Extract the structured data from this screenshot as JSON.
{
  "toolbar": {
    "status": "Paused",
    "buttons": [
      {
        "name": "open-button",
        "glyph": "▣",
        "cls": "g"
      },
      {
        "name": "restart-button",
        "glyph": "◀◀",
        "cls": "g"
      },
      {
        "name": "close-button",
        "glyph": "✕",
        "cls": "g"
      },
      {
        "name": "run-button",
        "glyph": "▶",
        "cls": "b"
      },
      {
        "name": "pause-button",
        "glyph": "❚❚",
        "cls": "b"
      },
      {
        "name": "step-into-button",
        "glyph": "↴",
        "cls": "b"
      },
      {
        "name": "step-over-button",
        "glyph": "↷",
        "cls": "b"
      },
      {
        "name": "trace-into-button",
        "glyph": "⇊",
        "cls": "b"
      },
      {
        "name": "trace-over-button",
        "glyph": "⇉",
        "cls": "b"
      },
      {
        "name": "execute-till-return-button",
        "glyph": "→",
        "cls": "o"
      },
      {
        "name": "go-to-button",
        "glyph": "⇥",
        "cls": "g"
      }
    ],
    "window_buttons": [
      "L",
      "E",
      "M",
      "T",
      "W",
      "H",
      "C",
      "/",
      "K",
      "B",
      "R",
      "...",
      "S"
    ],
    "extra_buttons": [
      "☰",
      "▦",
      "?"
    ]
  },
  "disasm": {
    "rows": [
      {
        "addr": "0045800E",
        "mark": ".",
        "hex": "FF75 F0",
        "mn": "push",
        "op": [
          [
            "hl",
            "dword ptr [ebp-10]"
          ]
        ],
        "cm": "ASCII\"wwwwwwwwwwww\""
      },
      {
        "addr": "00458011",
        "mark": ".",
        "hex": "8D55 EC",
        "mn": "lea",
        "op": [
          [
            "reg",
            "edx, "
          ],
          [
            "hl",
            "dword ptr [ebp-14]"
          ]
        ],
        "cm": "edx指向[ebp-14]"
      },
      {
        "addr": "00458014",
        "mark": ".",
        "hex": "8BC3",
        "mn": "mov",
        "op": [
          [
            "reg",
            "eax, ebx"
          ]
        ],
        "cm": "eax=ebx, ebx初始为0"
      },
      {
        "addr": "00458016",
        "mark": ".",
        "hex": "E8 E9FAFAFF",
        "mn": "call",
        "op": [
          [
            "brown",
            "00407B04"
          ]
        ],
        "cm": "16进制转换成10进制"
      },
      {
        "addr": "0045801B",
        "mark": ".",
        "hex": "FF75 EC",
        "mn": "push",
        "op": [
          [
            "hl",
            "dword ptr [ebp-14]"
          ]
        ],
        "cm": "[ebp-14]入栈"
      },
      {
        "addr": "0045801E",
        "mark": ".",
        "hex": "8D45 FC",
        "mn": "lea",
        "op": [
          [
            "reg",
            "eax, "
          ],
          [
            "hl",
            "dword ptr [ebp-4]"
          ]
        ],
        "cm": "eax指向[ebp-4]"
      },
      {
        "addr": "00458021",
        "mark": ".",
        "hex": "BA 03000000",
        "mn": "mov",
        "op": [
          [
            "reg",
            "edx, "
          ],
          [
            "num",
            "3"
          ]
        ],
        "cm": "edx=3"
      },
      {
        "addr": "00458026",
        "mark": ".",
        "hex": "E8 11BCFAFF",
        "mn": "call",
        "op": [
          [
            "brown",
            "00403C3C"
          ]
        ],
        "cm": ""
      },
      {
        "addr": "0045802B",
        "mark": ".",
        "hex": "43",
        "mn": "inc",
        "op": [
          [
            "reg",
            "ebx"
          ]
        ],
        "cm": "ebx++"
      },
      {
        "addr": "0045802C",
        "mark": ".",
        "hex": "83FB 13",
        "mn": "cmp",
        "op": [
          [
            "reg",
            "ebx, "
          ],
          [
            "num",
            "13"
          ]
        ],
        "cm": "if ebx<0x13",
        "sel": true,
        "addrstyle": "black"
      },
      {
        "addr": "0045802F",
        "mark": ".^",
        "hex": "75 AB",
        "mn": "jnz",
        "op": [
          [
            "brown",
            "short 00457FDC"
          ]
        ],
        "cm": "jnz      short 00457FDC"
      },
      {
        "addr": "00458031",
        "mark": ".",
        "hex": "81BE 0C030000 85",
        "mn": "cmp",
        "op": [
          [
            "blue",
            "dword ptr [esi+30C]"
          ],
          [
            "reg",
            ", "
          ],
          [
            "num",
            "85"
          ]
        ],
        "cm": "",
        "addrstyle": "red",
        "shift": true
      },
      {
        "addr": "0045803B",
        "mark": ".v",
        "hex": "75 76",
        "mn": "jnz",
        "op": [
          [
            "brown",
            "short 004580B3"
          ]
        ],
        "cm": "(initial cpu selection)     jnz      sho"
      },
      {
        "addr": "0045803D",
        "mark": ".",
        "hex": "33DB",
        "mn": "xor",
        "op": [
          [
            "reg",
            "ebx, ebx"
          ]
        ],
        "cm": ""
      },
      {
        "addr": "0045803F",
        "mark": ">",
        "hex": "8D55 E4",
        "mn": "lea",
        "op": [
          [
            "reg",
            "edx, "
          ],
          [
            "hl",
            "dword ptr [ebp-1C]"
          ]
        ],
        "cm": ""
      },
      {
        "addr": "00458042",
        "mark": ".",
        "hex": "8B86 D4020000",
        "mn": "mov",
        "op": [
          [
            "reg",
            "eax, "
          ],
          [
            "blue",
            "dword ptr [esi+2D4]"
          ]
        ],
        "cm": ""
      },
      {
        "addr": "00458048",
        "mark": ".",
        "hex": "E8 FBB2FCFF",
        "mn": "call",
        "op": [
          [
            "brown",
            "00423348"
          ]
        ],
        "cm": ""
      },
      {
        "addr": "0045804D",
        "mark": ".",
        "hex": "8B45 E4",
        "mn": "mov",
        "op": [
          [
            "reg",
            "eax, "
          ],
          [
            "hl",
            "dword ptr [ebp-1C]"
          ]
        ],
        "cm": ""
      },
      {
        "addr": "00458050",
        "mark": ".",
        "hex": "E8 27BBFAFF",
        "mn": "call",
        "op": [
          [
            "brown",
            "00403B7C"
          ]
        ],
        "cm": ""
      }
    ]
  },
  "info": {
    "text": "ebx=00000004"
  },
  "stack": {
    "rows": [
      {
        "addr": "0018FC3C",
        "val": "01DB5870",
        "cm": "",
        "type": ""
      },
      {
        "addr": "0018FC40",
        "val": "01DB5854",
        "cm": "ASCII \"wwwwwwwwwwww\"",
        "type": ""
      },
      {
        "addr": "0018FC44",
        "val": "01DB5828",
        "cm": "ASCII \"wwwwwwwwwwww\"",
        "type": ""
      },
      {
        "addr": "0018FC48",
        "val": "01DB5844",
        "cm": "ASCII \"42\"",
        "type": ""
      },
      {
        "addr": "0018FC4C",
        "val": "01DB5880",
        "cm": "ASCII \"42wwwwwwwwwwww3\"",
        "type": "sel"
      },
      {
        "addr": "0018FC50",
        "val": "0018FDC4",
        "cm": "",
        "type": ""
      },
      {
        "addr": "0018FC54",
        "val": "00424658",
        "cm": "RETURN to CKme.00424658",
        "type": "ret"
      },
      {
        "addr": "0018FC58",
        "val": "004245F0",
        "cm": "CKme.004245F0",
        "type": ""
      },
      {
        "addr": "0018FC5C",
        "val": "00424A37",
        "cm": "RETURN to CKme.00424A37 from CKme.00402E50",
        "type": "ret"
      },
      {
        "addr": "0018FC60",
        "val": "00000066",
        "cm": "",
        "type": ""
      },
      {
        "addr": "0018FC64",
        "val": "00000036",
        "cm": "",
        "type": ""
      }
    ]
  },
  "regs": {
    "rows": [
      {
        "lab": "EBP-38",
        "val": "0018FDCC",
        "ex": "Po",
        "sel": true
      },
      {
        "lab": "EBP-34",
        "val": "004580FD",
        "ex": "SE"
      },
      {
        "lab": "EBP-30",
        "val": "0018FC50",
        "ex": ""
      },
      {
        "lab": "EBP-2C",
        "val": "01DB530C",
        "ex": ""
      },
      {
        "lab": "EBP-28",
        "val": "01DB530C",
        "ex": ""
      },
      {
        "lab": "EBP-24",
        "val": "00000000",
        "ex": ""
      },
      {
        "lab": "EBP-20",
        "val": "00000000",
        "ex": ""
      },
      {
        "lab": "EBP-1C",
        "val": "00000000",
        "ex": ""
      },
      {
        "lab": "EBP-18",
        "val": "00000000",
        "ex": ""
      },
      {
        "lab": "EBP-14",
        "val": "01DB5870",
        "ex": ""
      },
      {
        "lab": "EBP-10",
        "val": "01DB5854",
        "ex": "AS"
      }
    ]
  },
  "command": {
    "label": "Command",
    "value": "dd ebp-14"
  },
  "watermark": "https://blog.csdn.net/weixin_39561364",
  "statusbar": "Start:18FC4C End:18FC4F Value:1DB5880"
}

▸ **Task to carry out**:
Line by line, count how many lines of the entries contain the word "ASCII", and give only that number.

▸ **Exercise result**:
5